[Provided data — start]

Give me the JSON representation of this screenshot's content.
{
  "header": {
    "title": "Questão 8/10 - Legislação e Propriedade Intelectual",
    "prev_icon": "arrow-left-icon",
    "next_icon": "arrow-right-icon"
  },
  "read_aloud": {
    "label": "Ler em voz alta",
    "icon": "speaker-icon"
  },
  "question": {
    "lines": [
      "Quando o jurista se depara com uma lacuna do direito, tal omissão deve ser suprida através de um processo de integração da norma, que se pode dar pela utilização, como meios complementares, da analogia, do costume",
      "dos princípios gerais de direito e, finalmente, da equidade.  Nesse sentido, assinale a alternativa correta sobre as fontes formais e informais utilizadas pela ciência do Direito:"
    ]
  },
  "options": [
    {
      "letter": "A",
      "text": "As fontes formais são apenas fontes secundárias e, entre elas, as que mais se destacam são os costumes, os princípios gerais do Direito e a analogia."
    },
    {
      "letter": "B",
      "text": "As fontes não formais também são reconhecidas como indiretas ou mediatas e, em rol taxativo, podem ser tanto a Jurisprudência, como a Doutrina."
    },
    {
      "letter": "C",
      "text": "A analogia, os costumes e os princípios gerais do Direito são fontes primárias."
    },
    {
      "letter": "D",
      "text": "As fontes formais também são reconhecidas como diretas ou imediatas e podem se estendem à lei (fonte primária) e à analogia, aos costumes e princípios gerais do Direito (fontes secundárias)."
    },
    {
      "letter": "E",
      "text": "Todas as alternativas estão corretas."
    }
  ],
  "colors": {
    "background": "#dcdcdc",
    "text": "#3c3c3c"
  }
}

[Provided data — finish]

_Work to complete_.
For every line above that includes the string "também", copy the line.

_Task solution_.
      "text": "As fontes não formais também são reconhecidas como indiretas ou mediatas e, em rol taxativo, podem ser tanto a Jurisprudência, como a Doutrina."
      "text": "As fontes formais também são reconhecidas como diretas ou imediatas e podem se estendem à lei (fonte primária) e à analogia, aos costumes e princípios gerais do Direito (fontes secundárias)."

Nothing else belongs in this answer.